Using PR to Recruit Volunteers

Using PR to Recruit Volunteers

One resource most non profits can never have enough of is volunteers. While, in a for-profit business, you can look at people as “human resources” who are compensated for their activities on your behalf, with a charity your work force is entirely dependent on their own enthusiasm and goodwill. If you don’t keep them happy and feeling fulfilled in their good work, you will be much less productive.

Not that this is in any way news to most people. But did you know that you can use effective public relations to recruit new volunteers, and give current volunteers more reasons to be proud of the work you are doing together?

Ronn Torossian, president of 5WPR and the Ronn Torossian Foundation, has three tips to help you use public relations to keep your current volunteers engaged and to help you recruit new ones.

#1 – Keep your message out there

People need to hear the message if they are going to catch the message. By making sure you keep your message out there in the public eye, you will give potential volunteers something to grab onto. This may sound like a simple idea, but you might be surprised how many groups are not doing this on any regular basis.

#2 – Reward your volunteers publicly

Appreciate your volunteers as often as possible. Now, some may not want the spotlight, but you should still offer them at least group praise. And, if you get a sense that there are leaders among your team who don’t mind the spotlight, make sure to offer them public praise for their good works. You are nothing without your volunteers because you can’t accomplish alone what all of you do together. Make sure they understand that.

#3 – Plan to help them stay connected

Going out, and doing stuff together is not enough to keep your volunteers connected.
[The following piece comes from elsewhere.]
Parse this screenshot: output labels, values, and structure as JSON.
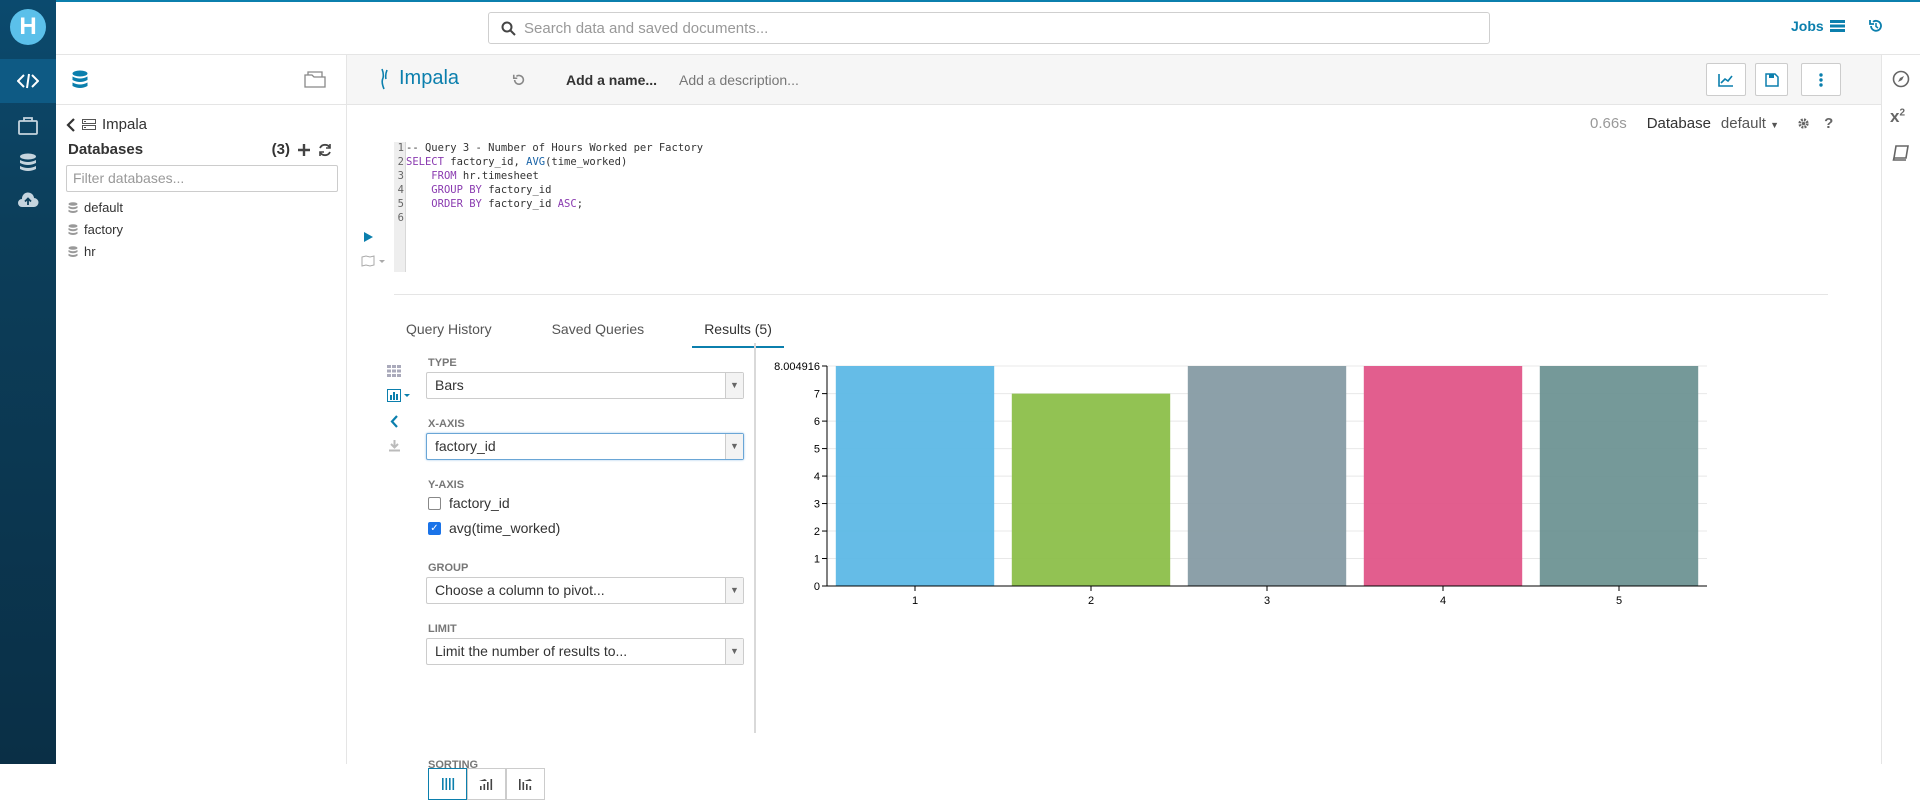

You must stay with them, keep them connected by keeping the conversation going. The core of public relations is in communicating with people. To do that well, you must never stop doing so.

While following these tips offer no guarantees – people are people, after all – if you employ these ideas, you will certainly put yourself in a better position to strengthen your volunteer team.